*Task*: Your answer must be the full set of entries, reproduced exactly.

(Entries taken from a collection)

* * * * *

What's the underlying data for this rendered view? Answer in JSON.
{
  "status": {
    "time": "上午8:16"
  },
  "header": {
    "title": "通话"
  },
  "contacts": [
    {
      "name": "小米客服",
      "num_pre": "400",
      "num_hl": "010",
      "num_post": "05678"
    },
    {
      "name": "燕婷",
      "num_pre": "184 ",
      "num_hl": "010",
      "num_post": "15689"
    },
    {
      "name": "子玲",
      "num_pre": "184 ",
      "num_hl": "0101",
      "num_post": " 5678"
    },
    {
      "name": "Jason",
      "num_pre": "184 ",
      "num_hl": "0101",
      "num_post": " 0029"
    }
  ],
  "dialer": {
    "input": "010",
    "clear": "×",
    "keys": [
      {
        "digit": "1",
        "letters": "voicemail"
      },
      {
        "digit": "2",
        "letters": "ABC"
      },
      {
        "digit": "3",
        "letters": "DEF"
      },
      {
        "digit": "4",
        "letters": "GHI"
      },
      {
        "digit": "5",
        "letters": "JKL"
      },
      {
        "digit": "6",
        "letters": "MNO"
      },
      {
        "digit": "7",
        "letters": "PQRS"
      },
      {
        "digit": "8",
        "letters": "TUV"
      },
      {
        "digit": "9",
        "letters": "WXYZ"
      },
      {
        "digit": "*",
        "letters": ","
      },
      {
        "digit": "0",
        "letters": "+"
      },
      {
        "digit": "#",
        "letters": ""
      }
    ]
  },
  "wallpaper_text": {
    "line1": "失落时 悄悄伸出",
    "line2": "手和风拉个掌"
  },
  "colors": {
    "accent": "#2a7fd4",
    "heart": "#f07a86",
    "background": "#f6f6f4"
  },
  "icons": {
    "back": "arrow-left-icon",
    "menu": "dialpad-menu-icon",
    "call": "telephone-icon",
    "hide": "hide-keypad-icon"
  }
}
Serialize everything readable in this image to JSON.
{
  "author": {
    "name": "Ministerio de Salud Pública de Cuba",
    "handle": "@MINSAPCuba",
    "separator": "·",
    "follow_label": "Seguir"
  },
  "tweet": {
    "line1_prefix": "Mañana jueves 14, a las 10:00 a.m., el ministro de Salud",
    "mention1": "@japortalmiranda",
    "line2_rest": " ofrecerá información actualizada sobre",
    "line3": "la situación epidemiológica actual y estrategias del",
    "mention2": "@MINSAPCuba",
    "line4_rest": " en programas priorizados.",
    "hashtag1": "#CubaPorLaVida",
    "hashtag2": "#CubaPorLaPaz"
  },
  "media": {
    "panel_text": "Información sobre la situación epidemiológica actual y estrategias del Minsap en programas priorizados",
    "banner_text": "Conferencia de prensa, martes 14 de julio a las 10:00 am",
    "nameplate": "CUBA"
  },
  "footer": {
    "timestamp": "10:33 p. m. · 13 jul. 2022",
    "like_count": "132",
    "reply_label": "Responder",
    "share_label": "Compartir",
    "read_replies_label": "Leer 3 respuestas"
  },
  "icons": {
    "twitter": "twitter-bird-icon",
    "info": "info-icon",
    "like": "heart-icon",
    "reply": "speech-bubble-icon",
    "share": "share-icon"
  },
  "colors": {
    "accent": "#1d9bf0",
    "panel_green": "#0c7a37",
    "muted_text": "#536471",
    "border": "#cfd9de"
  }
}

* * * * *

*Response to this task*:
What's the underlying data for this rendered view? Answer in JSON.
{
  "status": {
    "time": "上午8:16"
  },
  "header": {
    "title": "通话"
  },
  "contacts": [
    {
      "name": "小米客服",
      "num_pre": "400",
      "num_hl": "010",
      "num_post": "05678"
    },
    {
      "name": "燕婷",
      "num_pre": "184 ",
      "num_hl": "010",
      "num_post": "15689"
    },
    {
      "name": "子玲",
      "num_pre": "184 ",
      "num_hl": "0101",
      "num_post": " 5678"
    },
    {
      "name": "Jason",
      "num_pre": "184 ",
      "num_hl": "0101",
      "num_post": " 0029"
    }
  ],
  "dialer": {
    "input": "010",
    "clear": "×",
    "keys": [
      {
        "digit": "1",
        "letters": "voicemail"
      },
      {
        "digit": "2",
        "letters": "ABC"
      },
      {
        "digit": "3",
        "letters": "DEF"
      },
      {
        "digit": "4",
        "letters": "GHI"
      },
      {
        "digit": "5",
        "letters": "JKL"
      },
      {
        "digit": "6",
        "letters": "MNO"
      },
      {
        "digit": "7",
        "letters": "PQRS"
      },
      {
        "digit": "8",
        "letters": "TUV"
      },
      {
        "digit": "9",
        "letters": "WXYZ"
      },
      {
        "digit": "*",
        "letters": ","
      },
      {
        "digit": "0",
        "letters": "+"
      },
      {
        "digit": "#",
        "letters": ""
      }
    ]
  },
  "wallpaper_text": {
    "line1": "失落时 悄悄伸出",
    "line2": "手和风拉个掌"
  },
  "colors": {
    "accent": "#2a7fd4",
    "heart": "#f07a86",
    "background": "#f6f6f4"
  },
  "icons": {
    "back": "arrow-left-icon",
    "menu": "dialpad-menu-icon",
    "call": "telephone-icon",
    "hide": "hide-keypad-icon"
  }
}
Serialize everything readable in this image to JSON.
{
  "author": {
    "name": "Ministerio de Salud Pública de Cuba",
    "handle": "@MINSAPCuba",
    "separator": "·",
    "follow_label": "Seguir"
  },
  "tweet": {
    "line1_prefix": "Mañana jueves 14, a las 10:00 a.m., el ministro de Salud",
    "mention1": "@japortalmiranda",
    "line2_rest": " ofrecerá información actualizada sobre",
    "line3": "la situación epidemiológica actual y estrategias del",
    "mention2": "@MINSAPCuba",
    "line4_rest": " en programas priorizados.",
    "hashtag1": "#CubaPorLaVida",
    "hashtag2": "#CubaPorLaPaz"
  },
  "media": {
    "panel_text": "Información sobre la situación epidemiológica actual y estrategias del Minsap en programas priorizados",
    "banner_text": "Conferencia de prensa, martes 14 de julio a las 10:00 am",
    "nameplate": "CUBA"
  },
  "footer": {
    "timestamp": "10:33 p. m. · 13 jul. 2022",
    "like_count": "132",
    "reply_label": "Responder",
    "share_label": "Compartir",
    "read_replies_label": "Leer 3 respuestas"
  },
  "icons": {
    "twitter": "twitter-bird-icon",
    "info": "info-icon",
    "like": "heart-icon",
    "reply": "speech-bubble-icon",
    "share": "share-icon"
  },
  "colors": {
    "accent": "#1d9bf0",
    "panel_green": "#0c7a37",
    "muted_text": "#536471",
    "border": "#cfd9de"
  }
}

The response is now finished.